# [Task to complete]
Scan the records for "title" and copy each line that contains it.

# [Saved data entries]
-- Opening Marker --

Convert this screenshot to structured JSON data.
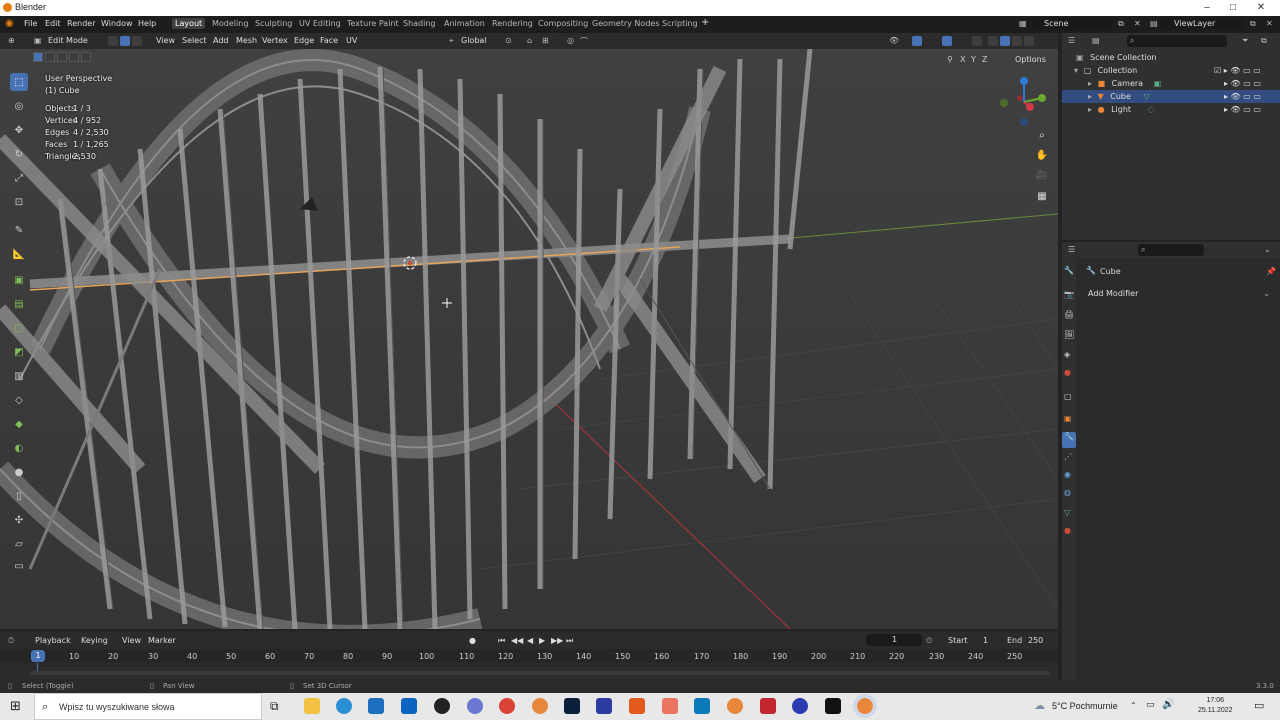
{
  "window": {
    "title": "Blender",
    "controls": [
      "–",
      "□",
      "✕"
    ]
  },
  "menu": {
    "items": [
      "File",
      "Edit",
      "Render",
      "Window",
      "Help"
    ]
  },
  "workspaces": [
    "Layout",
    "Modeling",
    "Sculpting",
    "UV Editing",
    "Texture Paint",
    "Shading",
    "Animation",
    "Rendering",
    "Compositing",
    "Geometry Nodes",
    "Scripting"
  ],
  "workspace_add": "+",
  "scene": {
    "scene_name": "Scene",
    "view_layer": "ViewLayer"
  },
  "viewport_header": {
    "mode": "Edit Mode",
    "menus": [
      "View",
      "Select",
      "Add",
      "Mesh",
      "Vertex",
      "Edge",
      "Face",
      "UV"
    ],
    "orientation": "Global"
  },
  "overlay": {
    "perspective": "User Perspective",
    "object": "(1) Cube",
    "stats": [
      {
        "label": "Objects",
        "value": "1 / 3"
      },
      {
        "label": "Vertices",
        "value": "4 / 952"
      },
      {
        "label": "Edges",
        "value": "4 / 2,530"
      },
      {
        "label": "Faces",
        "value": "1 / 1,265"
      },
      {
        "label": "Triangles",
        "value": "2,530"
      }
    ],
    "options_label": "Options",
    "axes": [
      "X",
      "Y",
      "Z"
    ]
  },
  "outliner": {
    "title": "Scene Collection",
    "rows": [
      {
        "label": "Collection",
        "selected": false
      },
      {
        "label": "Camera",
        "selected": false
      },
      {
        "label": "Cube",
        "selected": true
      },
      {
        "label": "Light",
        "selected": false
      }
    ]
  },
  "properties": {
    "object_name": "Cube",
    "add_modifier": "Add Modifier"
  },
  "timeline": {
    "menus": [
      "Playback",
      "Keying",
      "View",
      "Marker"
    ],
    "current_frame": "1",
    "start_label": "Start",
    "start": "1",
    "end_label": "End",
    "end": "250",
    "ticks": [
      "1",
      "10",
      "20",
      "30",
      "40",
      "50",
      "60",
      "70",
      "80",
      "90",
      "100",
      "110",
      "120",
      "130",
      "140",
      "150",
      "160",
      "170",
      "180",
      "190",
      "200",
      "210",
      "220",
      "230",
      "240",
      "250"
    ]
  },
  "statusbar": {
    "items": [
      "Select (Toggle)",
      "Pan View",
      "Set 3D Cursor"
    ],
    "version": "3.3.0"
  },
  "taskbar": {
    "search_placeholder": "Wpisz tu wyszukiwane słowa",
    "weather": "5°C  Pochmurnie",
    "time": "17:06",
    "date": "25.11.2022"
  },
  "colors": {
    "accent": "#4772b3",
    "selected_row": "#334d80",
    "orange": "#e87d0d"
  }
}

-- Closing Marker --
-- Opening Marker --

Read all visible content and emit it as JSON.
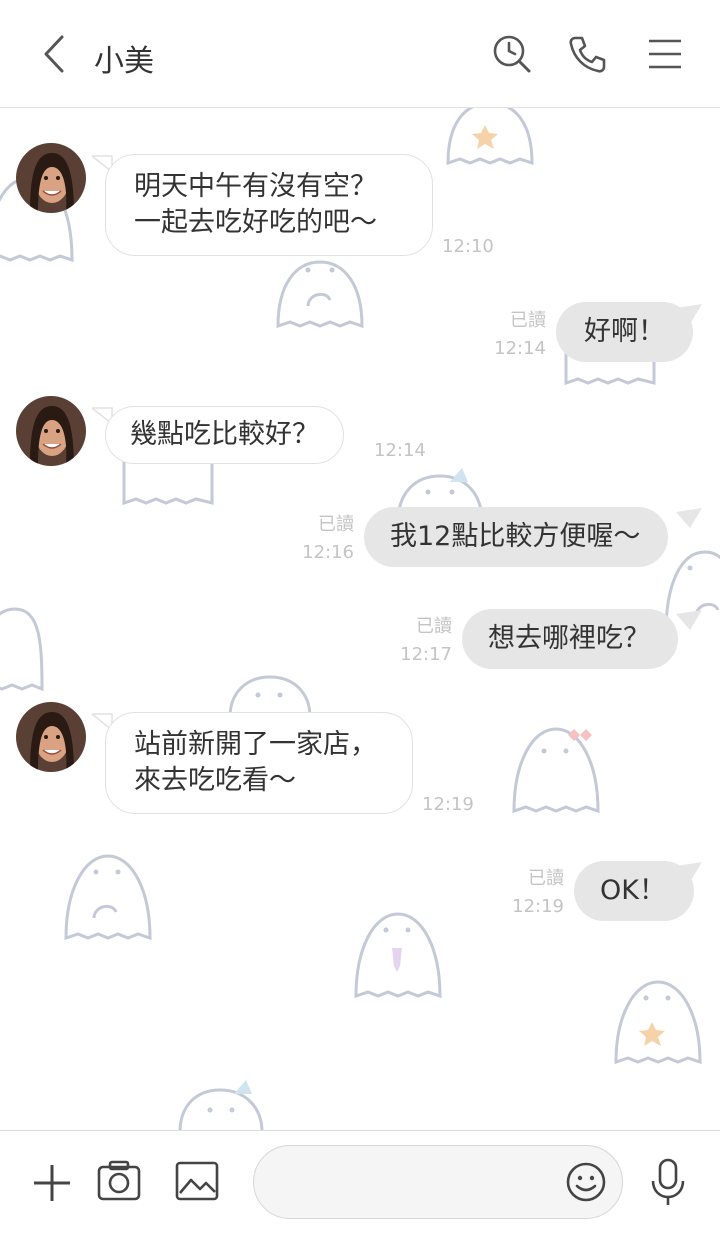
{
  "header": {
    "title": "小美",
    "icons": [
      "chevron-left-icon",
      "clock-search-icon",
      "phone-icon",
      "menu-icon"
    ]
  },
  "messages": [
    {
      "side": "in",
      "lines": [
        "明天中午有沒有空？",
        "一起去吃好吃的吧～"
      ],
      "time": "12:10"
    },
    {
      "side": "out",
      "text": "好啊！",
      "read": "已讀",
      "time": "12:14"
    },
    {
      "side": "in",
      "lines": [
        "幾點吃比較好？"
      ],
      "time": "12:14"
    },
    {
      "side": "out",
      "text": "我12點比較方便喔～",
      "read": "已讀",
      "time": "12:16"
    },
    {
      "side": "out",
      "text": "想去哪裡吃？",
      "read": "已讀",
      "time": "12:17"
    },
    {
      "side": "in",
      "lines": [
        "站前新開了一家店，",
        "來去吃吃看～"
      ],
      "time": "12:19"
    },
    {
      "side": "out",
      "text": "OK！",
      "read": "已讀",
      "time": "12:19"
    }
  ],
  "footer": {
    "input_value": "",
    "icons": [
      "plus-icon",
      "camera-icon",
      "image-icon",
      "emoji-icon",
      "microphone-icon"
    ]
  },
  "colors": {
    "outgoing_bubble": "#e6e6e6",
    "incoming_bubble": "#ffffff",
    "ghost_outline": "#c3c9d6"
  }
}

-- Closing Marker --

# [Exercise answer]
    "title": "Blender",
    "title": "Scene Collection",
    "title": "小美",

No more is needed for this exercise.